Last week, the Supreme Court unanimously agreed that Title VII of the Civil Rights Act of 1964 requires an employer that denies a religious accommodation to show that the burden of granting an accommodation would result in substantial increased costs in relation to the conduct of its particular business. The next day, the Supreme Court concluded in 303 Creative LLC v. Elenis that the First Amendment superseded a state’s anti-discrimination law which would have forced a website designer who does not believe in same-sex marriage to create wedding websites for gay couples.
Since then, I’ve seen folks asking whether employees with sincerely-held religious beliefs about same-sex marriage can get a religious accommodation from their employer to refuse to work with a gay coworker?
There are many reasons why.
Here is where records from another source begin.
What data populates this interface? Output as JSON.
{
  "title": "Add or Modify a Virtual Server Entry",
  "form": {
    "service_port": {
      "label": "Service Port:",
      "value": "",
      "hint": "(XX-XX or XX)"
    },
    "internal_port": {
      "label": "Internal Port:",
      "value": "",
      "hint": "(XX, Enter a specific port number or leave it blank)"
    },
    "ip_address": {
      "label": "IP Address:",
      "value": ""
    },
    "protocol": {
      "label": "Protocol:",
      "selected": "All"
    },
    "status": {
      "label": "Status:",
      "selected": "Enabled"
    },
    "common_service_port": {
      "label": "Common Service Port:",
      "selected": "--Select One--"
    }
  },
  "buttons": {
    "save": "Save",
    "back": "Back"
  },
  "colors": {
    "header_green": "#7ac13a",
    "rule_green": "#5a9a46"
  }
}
I’ll give you four.
First, the 303 Creative decision is limited to public accommodations and, more specifically, forced speech of businesses that serve the public. The owner of 303 Creative wouldn’t produce content that “contradicts biblical truth” regardless of who orders it, as she believes marriage is a union between one man and one woman. As the Supreme Court noted, it would be like requiring “an unwilling Muslim movie director to make a film with a Zionist message” or “an atheist muralist to accept a commission celebrating Evangelical zeal,” so long as they would make films or murals for other members of the public with different messages.
Further establishing that this case is squarely about speech, 303 Creative’s owner confirmed that she was willing to work with all people regardless of classifications such as race, creed, sexual orientation, and gender and would gladly create custom graphics and websites for clients of any sexual orientation. Had she refused to work with same-sex couples, her case would have been open and shut and doesn’t make it to the Supreme Court.
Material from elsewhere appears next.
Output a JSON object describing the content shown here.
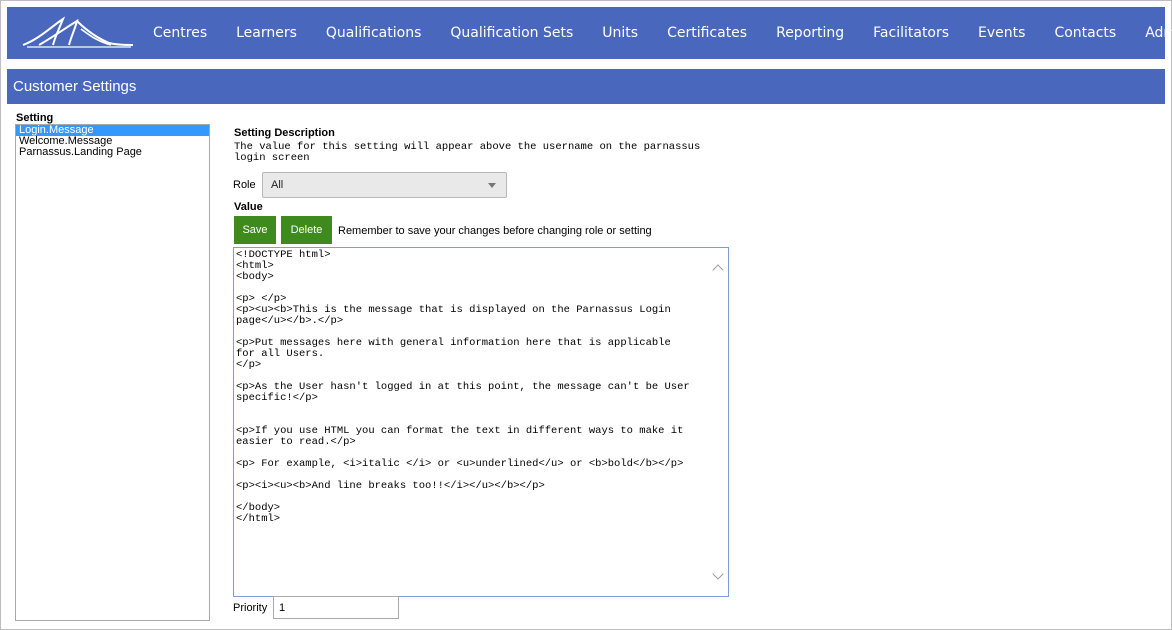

Second, while refusing to work with an LGBTQ coworker has nothing to do with the First Amendment, private sector employees don’t have free speech rights at work anyway. For example, fans of the blog — hi, Dad — know that employees get fired regularly for doing racist, sexist, xenophobic, and other dumb stuff on social media. So, employees trying to use free speech as a reason not to work with LGBTQ coworkers won’t work.
Third, Title VII is an anti-discrimination statute. Congress didn’t design it to promote discriminatory acts like refusing to work with coworkers because of their sexual orientation, for example. Your business has an anti-harassment policy too. Like Title VII, I’ll bet it prohibits discrimination based on sex and sexual orientation.
Fourth, religious accommodation statutes like Title VII are designed to enable individuals with sincerely-held beliefs to observe their religion and work. An employee who cites religious beliefs and refuses to work with a coworker won’t be working.
But, Eric, wouldn’t a transfer allow that person to work? Perhaps. Except if no open position exists, any employer need not create one to accommodate an employee. How do I know? Because courts have consistently reached this conclusion under the Americans with Disabilities Act, where the undue hardship bar is set higher than under Title VII.
Even if there were a suitable open position, the Supreme Court’s religious accommodation ruling confirmed that an employer could refuse an accommodation if it would result in substantially increased costs in relation to the conduct of its business. Continuing to employ someone who would knowingly discriminate against LGBT workers and expose the business to discrimination lawsuits would result in substantial increased costs.
So suppose a religion exists that preaches shunning LGBTQ coworkers. Employees can’t use it as an excuse not to work with them.